And though they can’t be climbed on or played with in quite the same way as the Gallery furniture is, these treasures are accessible too. This summer, Princeton student and Cotsen staffer Byrd Pinkerton began a series of radio stories on different objects from the Cotsen Collection, which are now posted on Princeton’s WPRB Station blog.

In each piece, she talks to Cotsen Curator, Andrea Immel about an item, its history, what we do or don’t know about it, and why it might be interesting to researchers. The audio is complemented with text and photographs, but listeners can also page the items themselves and enjoy them in the reading room.

Paper People in the Cotsen Library

Paper dolls at a war conference  ("The Paper People")

Paper dolls at a war conference
(“The Paper People”)

Taken literally, the phrase ‘don’t judge a book by its cover’ usually applies to your average book in a bookstore. It also applies, however, to rare books.

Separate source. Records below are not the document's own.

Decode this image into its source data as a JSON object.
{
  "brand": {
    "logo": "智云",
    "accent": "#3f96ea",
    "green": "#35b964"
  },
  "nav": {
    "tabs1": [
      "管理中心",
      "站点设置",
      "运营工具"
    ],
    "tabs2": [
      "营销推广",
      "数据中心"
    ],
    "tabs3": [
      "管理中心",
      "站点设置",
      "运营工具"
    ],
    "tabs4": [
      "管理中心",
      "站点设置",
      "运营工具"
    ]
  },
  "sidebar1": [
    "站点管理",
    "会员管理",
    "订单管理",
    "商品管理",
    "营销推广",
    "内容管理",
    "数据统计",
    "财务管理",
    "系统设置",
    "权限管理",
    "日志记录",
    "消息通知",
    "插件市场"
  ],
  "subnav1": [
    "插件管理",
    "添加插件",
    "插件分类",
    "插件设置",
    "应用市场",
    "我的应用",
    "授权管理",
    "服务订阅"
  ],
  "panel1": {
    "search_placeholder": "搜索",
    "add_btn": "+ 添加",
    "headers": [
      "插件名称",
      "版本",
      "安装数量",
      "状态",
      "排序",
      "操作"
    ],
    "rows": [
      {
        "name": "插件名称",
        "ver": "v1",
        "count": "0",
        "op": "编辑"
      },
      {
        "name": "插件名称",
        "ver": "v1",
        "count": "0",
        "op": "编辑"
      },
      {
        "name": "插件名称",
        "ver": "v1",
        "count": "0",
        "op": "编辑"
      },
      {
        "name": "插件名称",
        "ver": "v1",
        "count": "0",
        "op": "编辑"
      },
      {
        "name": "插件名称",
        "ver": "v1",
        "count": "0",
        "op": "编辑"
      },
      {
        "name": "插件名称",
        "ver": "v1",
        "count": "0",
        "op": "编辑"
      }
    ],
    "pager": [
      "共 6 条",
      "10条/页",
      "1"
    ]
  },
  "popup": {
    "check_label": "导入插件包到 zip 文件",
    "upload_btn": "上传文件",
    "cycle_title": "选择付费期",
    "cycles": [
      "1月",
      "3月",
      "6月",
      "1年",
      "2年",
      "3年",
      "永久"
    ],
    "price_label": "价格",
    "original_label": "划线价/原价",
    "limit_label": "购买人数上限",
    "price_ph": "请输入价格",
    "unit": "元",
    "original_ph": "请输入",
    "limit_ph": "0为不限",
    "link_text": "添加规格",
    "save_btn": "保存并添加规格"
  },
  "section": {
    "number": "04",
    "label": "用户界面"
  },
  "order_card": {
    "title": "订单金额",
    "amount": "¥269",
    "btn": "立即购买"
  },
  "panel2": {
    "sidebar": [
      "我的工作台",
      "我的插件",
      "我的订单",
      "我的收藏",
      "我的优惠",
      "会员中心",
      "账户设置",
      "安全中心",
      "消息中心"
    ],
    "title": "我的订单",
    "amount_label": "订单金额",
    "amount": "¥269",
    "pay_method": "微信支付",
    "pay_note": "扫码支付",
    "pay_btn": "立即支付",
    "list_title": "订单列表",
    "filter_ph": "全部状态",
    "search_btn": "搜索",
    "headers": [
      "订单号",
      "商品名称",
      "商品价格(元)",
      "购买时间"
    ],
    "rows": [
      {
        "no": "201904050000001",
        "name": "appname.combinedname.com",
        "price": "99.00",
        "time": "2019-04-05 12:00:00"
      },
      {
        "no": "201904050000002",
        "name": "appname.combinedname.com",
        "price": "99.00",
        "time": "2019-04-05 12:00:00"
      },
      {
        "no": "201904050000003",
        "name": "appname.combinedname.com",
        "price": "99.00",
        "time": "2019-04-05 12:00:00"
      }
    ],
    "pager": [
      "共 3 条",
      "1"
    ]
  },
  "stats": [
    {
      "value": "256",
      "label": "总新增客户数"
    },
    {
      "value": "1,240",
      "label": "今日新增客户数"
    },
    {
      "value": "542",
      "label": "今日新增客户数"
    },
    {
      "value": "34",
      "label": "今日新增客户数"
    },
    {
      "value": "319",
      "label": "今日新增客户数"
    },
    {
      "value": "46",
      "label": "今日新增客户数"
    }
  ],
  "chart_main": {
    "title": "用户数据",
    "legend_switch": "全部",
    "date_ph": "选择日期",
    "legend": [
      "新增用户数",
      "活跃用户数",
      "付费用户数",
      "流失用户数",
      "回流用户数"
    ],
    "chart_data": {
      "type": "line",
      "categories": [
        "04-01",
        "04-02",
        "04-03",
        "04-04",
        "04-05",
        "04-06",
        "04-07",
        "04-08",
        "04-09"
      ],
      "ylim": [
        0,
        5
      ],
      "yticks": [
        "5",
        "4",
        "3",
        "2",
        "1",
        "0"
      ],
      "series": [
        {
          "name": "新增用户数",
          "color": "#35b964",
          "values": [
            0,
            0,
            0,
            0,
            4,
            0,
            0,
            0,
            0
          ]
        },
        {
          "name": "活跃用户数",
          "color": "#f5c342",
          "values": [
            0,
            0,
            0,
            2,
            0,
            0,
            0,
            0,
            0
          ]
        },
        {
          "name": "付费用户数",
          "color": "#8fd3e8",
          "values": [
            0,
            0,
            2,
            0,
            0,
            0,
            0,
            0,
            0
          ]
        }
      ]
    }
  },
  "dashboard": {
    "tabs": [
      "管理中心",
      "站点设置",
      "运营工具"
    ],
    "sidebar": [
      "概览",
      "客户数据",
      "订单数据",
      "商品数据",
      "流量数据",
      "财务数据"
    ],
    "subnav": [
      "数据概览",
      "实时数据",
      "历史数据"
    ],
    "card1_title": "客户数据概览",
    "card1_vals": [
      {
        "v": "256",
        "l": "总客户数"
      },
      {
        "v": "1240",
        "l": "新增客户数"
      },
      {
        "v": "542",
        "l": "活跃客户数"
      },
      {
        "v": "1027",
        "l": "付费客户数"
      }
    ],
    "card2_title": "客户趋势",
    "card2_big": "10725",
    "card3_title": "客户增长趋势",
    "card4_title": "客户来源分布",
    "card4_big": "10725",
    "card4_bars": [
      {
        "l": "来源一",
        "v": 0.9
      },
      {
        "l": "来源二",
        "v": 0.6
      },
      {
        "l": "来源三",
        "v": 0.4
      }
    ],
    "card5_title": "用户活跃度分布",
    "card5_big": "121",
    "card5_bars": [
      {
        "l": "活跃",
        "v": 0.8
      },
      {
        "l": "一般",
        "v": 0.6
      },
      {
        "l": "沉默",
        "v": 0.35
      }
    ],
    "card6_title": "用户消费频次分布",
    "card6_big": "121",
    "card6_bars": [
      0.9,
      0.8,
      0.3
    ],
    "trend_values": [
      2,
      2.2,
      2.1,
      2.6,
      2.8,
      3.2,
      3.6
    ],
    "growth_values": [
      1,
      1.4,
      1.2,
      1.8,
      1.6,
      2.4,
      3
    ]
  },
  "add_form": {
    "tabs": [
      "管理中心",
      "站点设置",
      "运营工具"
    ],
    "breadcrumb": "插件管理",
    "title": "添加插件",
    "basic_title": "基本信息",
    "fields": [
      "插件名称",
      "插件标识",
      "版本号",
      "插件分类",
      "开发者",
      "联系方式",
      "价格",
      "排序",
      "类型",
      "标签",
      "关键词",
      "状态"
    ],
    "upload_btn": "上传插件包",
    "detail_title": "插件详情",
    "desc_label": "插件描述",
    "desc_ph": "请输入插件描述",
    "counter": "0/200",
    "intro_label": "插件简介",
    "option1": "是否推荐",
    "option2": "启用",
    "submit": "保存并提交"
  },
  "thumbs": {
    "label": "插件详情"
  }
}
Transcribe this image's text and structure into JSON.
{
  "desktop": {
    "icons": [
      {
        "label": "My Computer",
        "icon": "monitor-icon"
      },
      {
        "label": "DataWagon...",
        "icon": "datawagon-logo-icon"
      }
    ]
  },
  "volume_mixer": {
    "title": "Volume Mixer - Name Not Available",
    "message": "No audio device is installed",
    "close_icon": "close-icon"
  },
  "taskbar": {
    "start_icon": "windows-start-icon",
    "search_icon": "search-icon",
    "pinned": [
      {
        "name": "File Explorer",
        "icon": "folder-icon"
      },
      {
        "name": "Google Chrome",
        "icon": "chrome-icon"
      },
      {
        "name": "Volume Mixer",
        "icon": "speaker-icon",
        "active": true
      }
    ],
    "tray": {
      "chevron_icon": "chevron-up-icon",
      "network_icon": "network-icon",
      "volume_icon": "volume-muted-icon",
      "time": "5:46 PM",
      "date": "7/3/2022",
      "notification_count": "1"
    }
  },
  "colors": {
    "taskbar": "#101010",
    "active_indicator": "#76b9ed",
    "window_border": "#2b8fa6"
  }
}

When I first decided to highlight pieces of Cotsen Library’s rare book collection for this series, I was eager to talk about some of the showier items the collection has to offer-Queen Elizabeth’s Latin grammar book, the Beatrix Potter original letters or elegant Spanish toy theaters from the 1930s.

Instead, Andrea and I decided to begin with The Paper People an unassuming text, printed and cloth-bound in the 1800s, and see what the information that can be gleaned from the contents, the cover, the catalogue of advertisements, and even the end-papers.

Hear the audio interview, with illustrations, on WPRB blog site.

Jeu de Cavagnole

French game "Jeu de Cavagnole" inside its box

French game “Jeu de Cavagnole” inside its box

I’m not a fan of bingo. I would go so far as to say that I strongly dislike it. But even I was delighted to play with this 18th century pre-cursor to the game, the French Jeu de Cavagnole.

During our interview, Andrea and I walked through the complicated apparatus of the game, all kinds of ivory spindles, cages and beads with scrolls…

One of the biggest differences between this game and your average bingo experience is the game board.  Jeu de Cavagnole decorations have nothing to do with the gameplay at all. They’re just conversation pieces, designed to move the experience beyond simple gambling.

Hear the audio interview, with illustrations, on WPRB blog site.

A is for Alphabet

Panorama cylinder strip

Panorama cylinder strip

Once we figure out that LMNO isn’t all one letter and S, C and K stop seeming quite so redundant and confusing, we generally don’t spent a lot of time learning the alphabet.

Still, whether we’re thinking about it or not, there’s a new line of alphabet teaching tools for every generation of kids: alphabet puzzles, alphabet blocks, songs and poems and books with associative word pictures.

This week, my conversation with Andrea was all about alphabets throughout the ages. While we’re probably not going to learn a whole about the alphabet itself from these games and books, it turns out that they can tell us a lot about us: the most common parts of our day-to-day, the moral values we want to pass down to our children, even our sense of humor.

Hear the audio interview, with illustrations, on WPRB blog site.